    Tabletop Games 
  • Blue Planet: The UN Security Council unanimously voted to give all governmental authority to the GEO; the United States and China immediately refused to accept the GEO's authority. In reality, the United States and China are permanent members of the Security Council and both have veto power over any votes taken.

    Video Games 
  • Republic: The Revolution is a Political Strategy Game that reduces democratic process to a Three-Stat System that represents both ideology and resources of each political party and voting group: Wealth, Influence, and Force. The fourth parameter, representing the general support by the populace, is derived from the first three and from the success or failure of about a dozen different political operations your faction performs before the elections.

    Web Original 

    Western Animation 
  • In Amphibia, the episode "Hop Popular" included Hopadiah Plantar running for Mayor in the town of Wartwood, challenging Mayor Toadstool. At the end of the episode, Hopadiah loses the election because, even though the entire town voted for him, the rest of the valley also had a vote. It goes without saying that being elected as Mayor shouldn’t be applied to every other town.
  • George of the Jungle's episode, "Kings Back To Back", a wealthy narcissist Seymour Nudnik challenges George of the Jungle for his title, King of the Jungle. While Seymour had enough capital to buy the votes of the natives, George let loose his Signature Roar, which summoned a legion of hippies (George intended to summon hippos, but erred). Somehow, these newcomers that outnumbered the natives were allowed to vote, swinging the election in George's favor.
  • Played for laughs in Gravity Falls. Quentin Trembly, the 8th-and-a-half President of the United States, is said to have declared war on pancakes and appointed 4 babies to the Supreme Court. Although it's stated that he was taken out of office due to this (among other things), the fact that he was actually able to implement them in the first place would be impossible.
    • Ironically there aren't any official requirements to be a justice of the Supreme Court of the United States so appointing a baby is theoretically perfectly legal.
  • Rick and Morty:
    • The President of the United States actively dismisses Brazil's sovereignty when he learns of first contact with an alien species that set up a settlement in the Amazon rainforest. He orders his forces to proceed to the site and activate their deficit-tripling portal technology just so that he can get the credit for making first contact. He openly touts that the United States is the dominant superpower and essentially rules the world, which gives him the clout to ignore other countries completely.
    • The Turkey President gets the approval of all members of Congress by repeatedly raising their pay. In reality, not only does all legislation involving money have to originate in the House of Representatives, the 27th Amendment makes any change in Congressional pay not take effect until after the next election.
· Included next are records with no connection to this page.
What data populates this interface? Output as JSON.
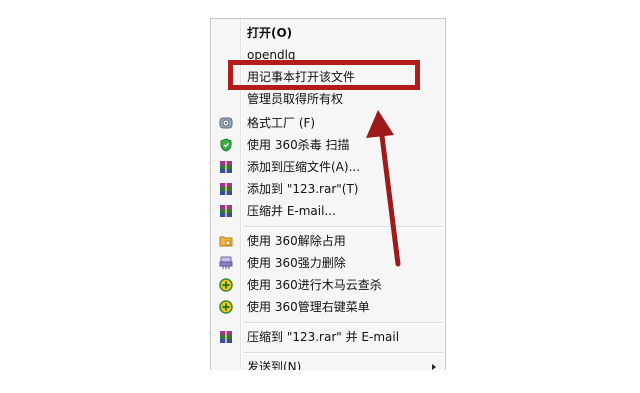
{
  "context_menu": {
    "items": [
      {
        "label": "打开(O)",
        "bold": true,
        "icon": ""
      },
      {
        "label": "opendlg",
        "icon": ""
      },
      {
        "label": "用记事本打开该文件",
        "icon": ""
      },
      {
        "label": "管理员取得所有权",
        "icon": ""
      },
      {
        "label": "格式工厂 (F)",
        "icon": "format-factory-icon"
      },
      {
        "label": "使用 360杀毒 扫描",
        "icon": "360-antivirus-shield-icon"
      },
      {
        "label": "添加到压缩文件(A)...",
        "icon": "winrar-books-icon"
      },
      {
        "label": "添加到 \"123.rar\"(T)",
        "icon": "winrar-books-icon"
      },
      {
        "label": "压缩并 E-mail...",
        "icon": "winrar-books-icon"
      },
      {
        "label": "使用 360解除占用",
        "icon": "360-unlock-folder-icon"
      },
      {
        "label": "使用 360强力删除",
        "icon": "360-shredder-icon"
      },
      {
        "label": "使用 360进行木马云查杀",
        "icon": "360-guard-plus-icon"
      },
      {
        "label": "使用 360管理右键菜单",
        "icon": "360-guard-plus-icon"
      },
      {
        "label": "压缩到 \"123.rar\" 并 E-mail",
        "icon": "winrar-books-icon"
      },
      {
        "label": "发送到(N)",
        "icon": "",
        "submenu": true
      }
    ]
  },
  "annotation": {
    "highlight_color": "#b41c1c",
    "arrow_color": "#9e1a1a"
  }
}
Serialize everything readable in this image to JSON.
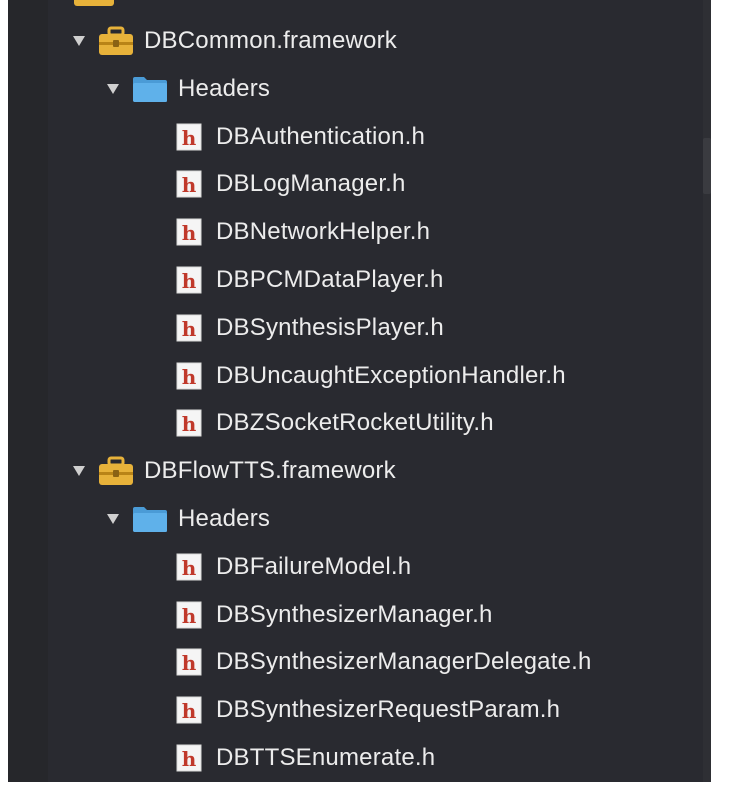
{
  "tree": [
    {
      "kind": "framework",
      "label": "DBCommon.framework",
      "expanded": true,
      "children": [
        {
          "kind": "folder",
          "label": "Headers",
          "expanded": true,
          "files": [
            "DBAuthentication.h",
            "DBLogManager.h",
            "DBNetworkHelper.h",
            "DBPCMDataPlayer.h",
            "DBSynthesisPlayer.h",
            "DBUncaughtExceptionHandler.h",
            "DBZSocketRocketUtility.h"
          ]
        }
      ]
    },
    {
      "kind": "framework",
      "label": "DBFlowTTS.framework",
      "expanded": true,
      "children": [
        {
          "kind": "folder",
          "label": "Headers",
          "expanded": true,
          "files": [
            "DBFailureModel.h",
            "DBSynthesizerManager.h",
            "DBSynthesizerManagerDelegate.h",
            "DBSynthesizerRequestParam.h",
            "DBTTSEnumerate.h"
          ]
        }
      ]
    }
  ],
  "icons": {
    "framework": "toolbox-icon",
    "folder": "folder-icon",
    "header_file": "header-file-icon",
    "disclosure": "disclosure-triangle-icon"
  },
  "colors": {
    "background": "#292a30",
    "text": "#ececec",
    "folder": "#5fb1ea",
    "toolbox": "#e7b23a",
    "header_badge_bg": "#f5f5f5",
    "header_badge_letter": "#c0392b"
  }
}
And why would Congress even be in session on Thanksgiving (a federal holiday)?
  • The X-Men: The Animated Series two-parter "Proteus" is set during Joe MacTaggart's election campaign, as he urges the people of Scotland to vote him in as Secretary of State. Unfortunately, the Secretary of State for Scotland is a position in the UK cabinet, appointed by the British Prime Minister. (In the comics, he was just an MP, although tipped to rise in government.)

Alternative Title(s): Artistic Licence Politics